WHAT YOU NEED TO DO ->
Tally up the lines in the following entries where the string "Voltage" appears, and answer with the number alone.

-----

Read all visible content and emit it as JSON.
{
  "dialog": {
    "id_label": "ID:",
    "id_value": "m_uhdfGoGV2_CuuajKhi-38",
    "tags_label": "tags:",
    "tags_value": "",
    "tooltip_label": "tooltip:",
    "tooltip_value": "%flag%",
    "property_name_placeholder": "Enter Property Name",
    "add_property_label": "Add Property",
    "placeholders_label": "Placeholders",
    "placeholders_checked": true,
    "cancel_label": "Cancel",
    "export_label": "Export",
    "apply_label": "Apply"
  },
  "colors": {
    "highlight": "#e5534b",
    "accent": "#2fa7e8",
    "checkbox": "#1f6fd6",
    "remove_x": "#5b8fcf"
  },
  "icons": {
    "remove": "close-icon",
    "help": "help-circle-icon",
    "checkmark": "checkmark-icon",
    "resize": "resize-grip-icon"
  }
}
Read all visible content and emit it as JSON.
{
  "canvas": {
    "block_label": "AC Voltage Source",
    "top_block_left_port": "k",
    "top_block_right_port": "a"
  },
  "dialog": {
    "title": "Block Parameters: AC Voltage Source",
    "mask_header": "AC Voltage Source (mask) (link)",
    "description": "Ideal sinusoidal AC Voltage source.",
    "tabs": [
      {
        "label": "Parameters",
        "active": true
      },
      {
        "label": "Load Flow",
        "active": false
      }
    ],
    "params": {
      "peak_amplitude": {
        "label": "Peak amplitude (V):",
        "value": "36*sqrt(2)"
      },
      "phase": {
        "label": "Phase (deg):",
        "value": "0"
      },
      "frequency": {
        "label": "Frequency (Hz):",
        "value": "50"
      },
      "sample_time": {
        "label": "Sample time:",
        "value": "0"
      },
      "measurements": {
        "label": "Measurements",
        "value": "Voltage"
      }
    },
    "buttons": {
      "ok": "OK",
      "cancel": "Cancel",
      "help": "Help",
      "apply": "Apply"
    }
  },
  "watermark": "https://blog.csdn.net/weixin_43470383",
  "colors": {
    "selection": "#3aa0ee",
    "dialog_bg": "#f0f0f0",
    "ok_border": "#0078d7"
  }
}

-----

THE COMPLETED TASK ->
5